### WHAT TO WORK ON
Would you give all of the records again, exactly as they read?

### AVAILABLE RECORDS

□ □ □ □

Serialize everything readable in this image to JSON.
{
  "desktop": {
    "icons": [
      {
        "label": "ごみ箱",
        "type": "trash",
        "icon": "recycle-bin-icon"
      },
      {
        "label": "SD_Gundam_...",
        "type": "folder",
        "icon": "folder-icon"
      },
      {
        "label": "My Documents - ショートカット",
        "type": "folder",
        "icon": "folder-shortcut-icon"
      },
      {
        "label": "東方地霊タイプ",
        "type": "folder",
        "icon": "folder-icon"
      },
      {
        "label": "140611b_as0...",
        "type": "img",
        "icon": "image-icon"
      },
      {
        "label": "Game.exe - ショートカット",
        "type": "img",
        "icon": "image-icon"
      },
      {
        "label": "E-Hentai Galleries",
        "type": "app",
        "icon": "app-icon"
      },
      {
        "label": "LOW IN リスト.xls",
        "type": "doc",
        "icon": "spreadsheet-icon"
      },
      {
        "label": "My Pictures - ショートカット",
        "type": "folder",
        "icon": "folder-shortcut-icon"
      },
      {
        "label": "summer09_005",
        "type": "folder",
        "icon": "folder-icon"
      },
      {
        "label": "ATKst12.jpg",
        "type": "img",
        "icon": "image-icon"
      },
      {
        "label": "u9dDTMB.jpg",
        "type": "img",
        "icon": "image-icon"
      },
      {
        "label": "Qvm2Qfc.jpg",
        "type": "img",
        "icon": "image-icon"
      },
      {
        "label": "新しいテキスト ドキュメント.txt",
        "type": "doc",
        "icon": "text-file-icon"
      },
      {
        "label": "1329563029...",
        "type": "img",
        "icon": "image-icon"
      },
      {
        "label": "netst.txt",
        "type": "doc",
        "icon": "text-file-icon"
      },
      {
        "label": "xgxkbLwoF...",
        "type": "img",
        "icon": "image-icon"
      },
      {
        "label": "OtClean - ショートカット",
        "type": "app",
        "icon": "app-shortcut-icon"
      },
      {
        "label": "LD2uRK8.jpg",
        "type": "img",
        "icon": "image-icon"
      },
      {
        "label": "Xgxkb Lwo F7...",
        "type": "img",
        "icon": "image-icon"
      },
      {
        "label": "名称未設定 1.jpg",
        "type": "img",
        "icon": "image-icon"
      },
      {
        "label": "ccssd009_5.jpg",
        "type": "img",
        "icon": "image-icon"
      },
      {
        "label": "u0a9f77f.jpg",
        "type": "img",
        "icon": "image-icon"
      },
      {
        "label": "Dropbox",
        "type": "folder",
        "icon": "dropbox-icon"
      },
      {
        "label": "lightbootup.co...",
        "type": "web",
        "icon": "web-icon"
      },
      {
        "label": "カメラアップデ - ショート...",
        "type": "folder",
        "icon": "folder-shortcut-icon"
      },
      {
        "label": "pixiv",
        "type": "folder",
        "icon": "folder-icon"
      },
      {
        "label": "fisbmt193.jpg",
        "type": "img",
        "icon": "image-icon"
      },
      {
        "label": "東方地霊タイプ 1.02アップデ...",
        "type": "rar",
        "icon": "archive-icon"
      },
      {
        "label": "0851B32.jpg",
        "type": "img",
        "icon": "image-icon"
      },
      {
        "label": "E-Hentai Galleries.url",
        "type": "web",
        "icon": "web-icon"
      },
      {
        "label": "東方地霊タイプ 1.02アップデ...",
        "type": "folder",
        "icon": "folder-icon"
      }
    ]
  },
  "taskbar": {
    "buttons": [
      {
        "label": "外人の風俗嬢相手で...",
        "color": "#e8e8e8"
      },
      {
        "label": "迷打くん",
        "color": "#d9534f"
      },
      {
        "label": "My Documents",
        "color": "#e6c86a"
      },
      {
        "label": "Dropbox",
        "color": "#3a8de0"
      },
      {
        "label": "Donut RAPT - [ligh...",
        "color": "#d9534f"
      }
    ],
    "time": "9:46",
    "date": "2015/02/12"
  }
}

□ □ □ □

### ANSWER
Serialize everything readable in this image to JSON.
{
  "desktop": {
    "icons": [
      {
        "label": "ごみ箱",
        "type": "trash",
        "icon": "recycle-bin-icon"
      },
      {
        "label": "SD_Gundam_...",
        "type": "folder",
        "icon": "folder-icon"
      },
      {
        "label": "My Documents - ショートカット",
        "type": "folder",
        "icon": "folder-shortcut-icon"
      },
      {
        "label": "東方地霊タイプ",
        "type": "folder",
        "icon": "folder-icon"
      },
      {
        "label": "140611b_as0...",
        "type": "img",
        "icon": "image-icon"
      },
      {
        "label": "Game.exe - ショートカット",
        "type": "img",
        "icon": "image-icon"
      },
      {
        "label": "E-Hentai Galleries",
        "type": "app",
        "icon": "app-icon"
      },
      {
        "label": "LOW IN リスト.xls",
        "type": "doc",
        "icon": "spreadsheet-icon"
      },
      {
        "label": "My Pictures - ショートカット",
        "type": "folder",
        "icon": "folder-shortcut-icon"
      },
      {
        "label": "summer09_005",
        "type": "folder",
        "icon": "folder-icon"
      },
      {
        "label": "ATKst12.jpg",
        "type": "img",
        "icon": "image-icon"
      },
      {
        "label": "u9dDTMB.jpg",
        "type": "img",
        "icon": "image-icon"
      },
      {
        "label": "Qvm2Qfc.jpg",
        "type": "img",
        "icon": "image-icon"
      },
      {
        "label": "新しいテキスト ドキュメント.txt",
        "type": "doc",
        "icon": "text-file-icon"
      },
      {
        "label": "1329563029...",
        "type": "img",
        "icon": "image-icon"
      },
      {
        "label": "netst.txt",
        "type": "doc",
        "icon": "text-file-icon"
      },
      {
        "label": "xgxkbLwoF...",
        "type": "img",
        "icon": "image-icon"
      },
      {
        "label": "OtClean - ショートカット",
        "type": "app",
        "icon": "app-shortcut-icon"
      },
      {
        "label": "LD2uRK8.jpg",
        "type": "img",
        "icon": "image-icon"
      },
      {
        "label": "Xgxkb Lwo F7...",
        "type": "img",
        "icon": "image-icon"
      },
      {
        "label": "名称未設定 1.jpg",
        "type": "img",
        "icon": "image-icon"
      },
      {
        "label": "ccssd009_5.jpg",
        "type": "img",
        "icon": "image-icon"
      },
      {
        "label": "u0a9f77f.jpg",
        "type": "img",
        "icon": "image-icon"
      },
      {
        "label": "Dropbox",
        "type": "folder",
        "icon": "dropbox-icon"
      },
      {
        "label": "lightbootup.co...",
        "type": "web",
        "icon": "web-icon"
      },
      {
        "label": "カメラアップデ - ショート...",
        "type": "folder",
        "icon": "folder-shortcut-icon"
      },
      {
        "label": "pixiv",
        "type": "folder",
        "icon": "folder-icon"
      },
      {
        "label": "fisbmt193.jpg",
        "type": "img",
        "icon": "image-icon"
      },
      {
        "label": "東方地霊タイプ 1.02アップデ...",
        "type": "rar",
        "icon": "archive-icon"
      },
      {
        "label": "0851B32.jpg",
        "type": "img",
        "icon": "image-icon"
      },
      {
        "label": "E-Hentai Galleries.url",
        "type": "web",
        "icon": "web-icon"
      },
      {
        "label": "東方地霊タイプ 1.02アップデ...",
        "type": "folder",
        "icon": "folder-icon"
      }
    ]
  },
  "taskbar": {
    "buttons": [
      {
        "label": "外人の風俗嬢相手で...",
        "color": "#e8e8e8"
      },
      {
        "label": "迷打くん",
        "color": "#d9534f"
      },
      {
        "label": "My Documents",
        "color": "#e6c86a"
      },
      {
        "label": "Dropbox",
        "color": "#3a8de0"
      },
      {
        "label": "Donut RAPT - [ligh...",
        "color": "#d9534f"
      }
    ],
    "time": "9:46",
    "date": "2015/02/12"
  }
}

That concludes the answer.